lotions, as a less toxic alternative to the organic molecules currently used as UV absorbers in many sunscreen formulations. Other nanomaterials are incorporated in sporting equipment, clothing, telecommunication infrastructure, and fuel cells.
The future of nanotechnology is potentially boundless if we can avoid the pitfalls. Some of the items that exist today were a topic of science fiction a decade ago.
Other examples of current nanotechnologies are three-dimensional printing with nanoparticles, high speed computing driven by nanotechnology, and computer-assisted design software with generic algorithms that learn by themselves. Three-dimensional printers were invented in the 1990s and commercialized in 2000 and are already being used to make products such as surgical models. Surgical models have the potential to match the exact needs of an individual patient while allowing surgeons to eliminate the need for exploratory surgery when they are doing reconstructive work.
Today it is technologically feasible to manufacture programmable nano-filters that eliminate the pressure requirement for desalinization and reduce the expenses by 99 percent, meaning the end of water shortages in arid regions.
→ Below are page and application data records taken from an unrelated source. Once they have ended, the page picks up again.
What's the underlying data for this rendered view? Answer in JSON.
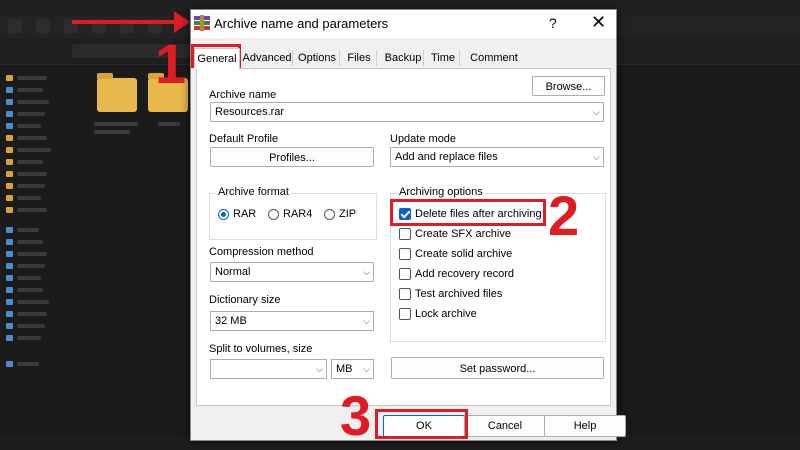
{
  "dialog": {
    "title": "Archive name and parameters",
    "help_glyph": "?",
    "close_glyph": "✕",
    "tabs": [
      "General",
      "Advanced",
      "Options",
      "Files",
      "Backup",
      "Time",
      "Comment"
    ],
    "active_tab": "General"
  },
  "general": {
    "archive_name_label": "Archive name",
    "archive_name_value": "Resources.rar",
    "browse_label": "Browse...",
    "default_profile_label": "Default Profile",
    "profiles_button": "Profiles...",
    "update_mode_label": "Update mode",
    "update_mode_value": "Add and replace files",
    "archive_format_label": "Archive format",
    "formats": [
      {
        "label": "RAR",
        "selected": true
      },
      {
        "label": "RAR4",
        "selected": false
      },
      {
        "label": "ZIP",
        "selected": false
      }
    ],
    "compression_method_label": "Compression method",
    "compression_method_value": "Normal",
    "dictionary_size_label": "Dictionary size",
    "dictionary_size_value": "32 MB",
    "split_label": "Split to volumes, size",
    "split_value": "",
    "split_unit": "MB",
    "archiving_options_label": "Archiving options",
    "options": [
      {
        "label": "Delete files after archiving",
        "checked": true
      },
      {
        "label": "Create SFX archive",
        "checked": false
      },
      {
        "label": "Create solid archive",
        "checked": false
      },
      {
        "label": "Add recovery record",
        "checked": false
      },
      {
        "label": "Test archived files",
        "checked": false
      },
      {
        "label": "Lock archive",
        "checked": false
      }
    ],
    "set_password_button": "Set password..."
  },
  "footer": {
    "ok": "OK",
    "cancel": "Cancel",
    "help": "Help"
  },
  "annotations": {
    "step1": "1",
    "step2": "2",
    "step3": "3"
  },
  "colors": {
    "annotation_red": "#e01b24",
    "accent_blue": "#0a5fd6",
    "folder_yellow": "#e8b84a"
  }
}
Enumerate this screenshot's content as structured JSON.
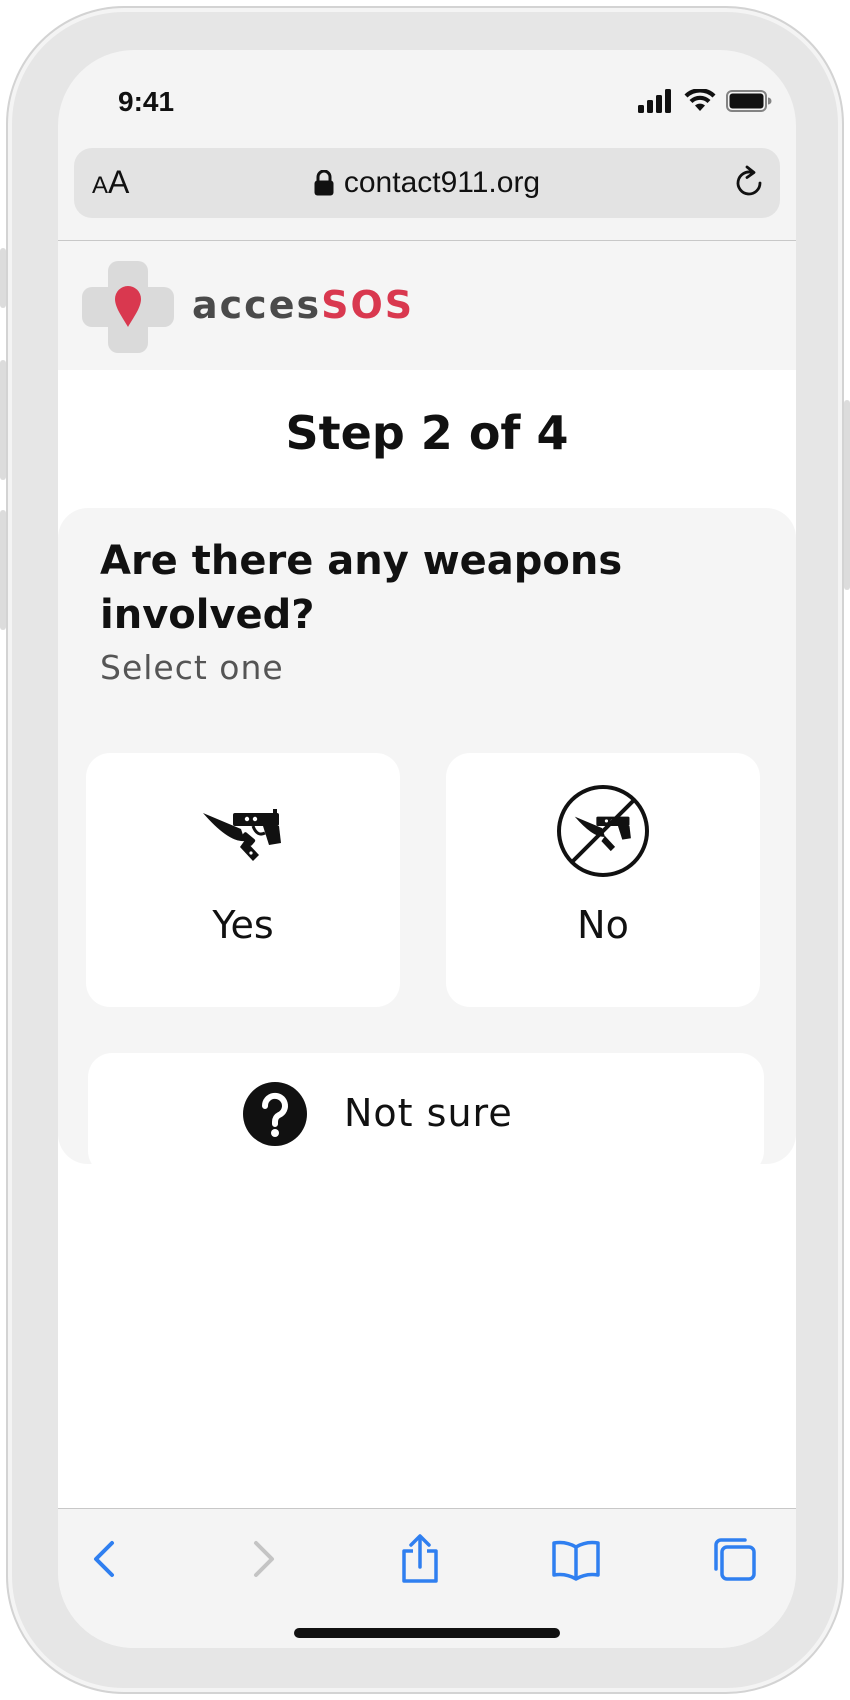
{
  "status_bar": {
    "time": "9:41"
  },
  "url_bar": {
    "text_size_small": "A",
    "text_size_large": "A",
    "url": "contact911.org",
    "icons": {
      "lock": "lock-icon",
      "reload": "reload-icon"
    }
  },
  "site": {
    "brand_part1": "acces",
    "brand_part2": "SOS",
    "brand_colors": {
      "gray": "#4a4a4a",
      "red": "#d9384f"
    }
  },
  "step": {
    "title": "Step 2 of 4"
  },
  "question": {
    "title": "Are there any weapons involved?",
    "subtitle": "Select one",
    "options": [
      {
        "label": "Yes",
        "icon": "weapons-icon"
      },
      {
        "label": "No",
        "icon": "no-weapons-icon"
      },
      {
        "label": "Not sure",
        "icon": "question-mark-icon"
      }
    ]
  },
  "toolbar": {
    "icons": [
      "back-icon",
      "forward-icon",
      "share-icon",
      "bookmarks-icon",
      "tabs-icon"
    ],
    "accent_color": "#2f7ff0",
    "disabled_color": "#c4c4c4"
  }
}
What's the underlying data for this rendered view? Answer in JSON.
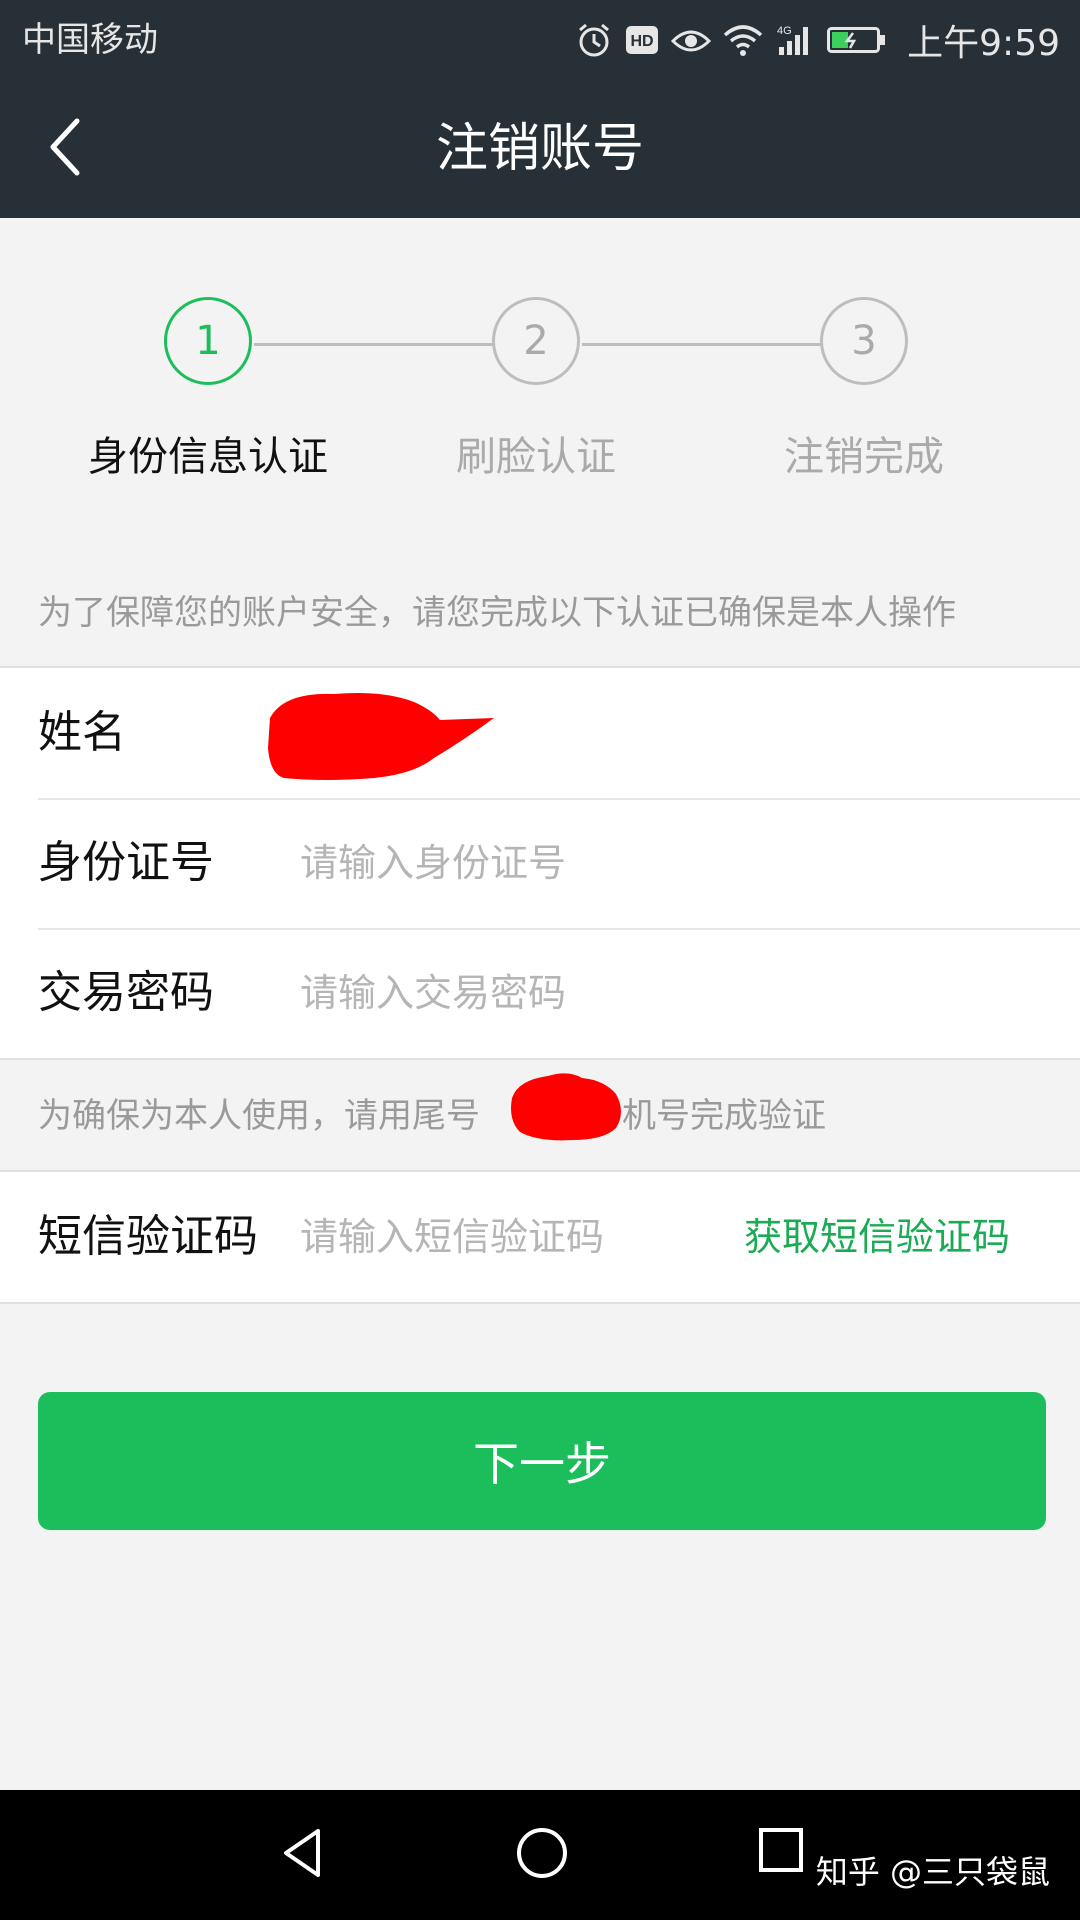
{
  "status_bar": {
    "carrier": "中国移动",
    "network": "4G",
    "time": "上午9:59",
    "icons": [
      "alarm-icon",
      "hd-icon",
      "eye-icon",
      "wifi-icon",
      "signal-icon",
      "battery-icon"
    ]
  },
  "title_bar": {
    "back_icon": "chevron-left-icon",
    "title": "注销账号"
  },
  "steps": [
    {
      "number": "1",
      "label": "身份信息认证",
      "active": true
    },
    {
      "number": "2",
      "label": "刷脸认证",
      "active": false
    },
    {
      "number": "3",
      "label": "注销完成",
      "active": false
    }
  ],
  "notice": "为了保障您的账户安全，请您完成以下认证已确保是本人操作",
  "form": {
    "name_label": "姓名",
    "id_label": "身份证号",
    "id_placeholder": "请输入身份证号",
    "password_label": "交易密码",
    "password_placeholder": "请输入交易密码"
  },
  "verify_notice": {
    "prefix": "为确保为本人使用，请用尾号",
    "suffix": "的手机号完成验证"
  },
  "sms": {
    "label": "短信验证码",
    "placeholder": "请输入短信验证码",
    "get_code": "获取短信验证码"
  },
  "next_button": "下一步",
  "nav_bar": {
    "icons": [
      "nav-back-icon",
      "nav-home-icon",
      "nav-recents-icon"
    ]
  },
  "watermark": "知乎 @三只袋鼠",
  "colors": {
    "header_bg": "#273037",
    "accent_green": "#1bbe5a",
    "page_bg": "#f3f3f3",
    "redaction": "#ff0000"
  }
}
It could also potentially alter regional environments and convert deserts to forests by removing large amounts of fresh water from the oceans, postulated Mulhall.
With the invention of solar paint and principal solar cells based on nanoengineered organic plastics, fossil fuel dependence may begin to recede. Another nanotechnology-based invention is extremely strong materials called nanostructured aerogels. These materials are inexpensive and they could make structures resistant to earthquakes and hurricanes, which will have significant societal benefits, said Mulhall.
ENVIRONMENTAL APPLICATIONS FOR NANOTECHNOLOGY
Some of the greatest potential uses or applications for nanotechnology in the environment are sensors, treatment, remediation, and green nanotech manufacturing and engineering, stated Barbara Karn of the Environmental Protection Agency. These applications can be further categorized as either reactive to existing environmental problems or proactive in anticipating and preventing future problems.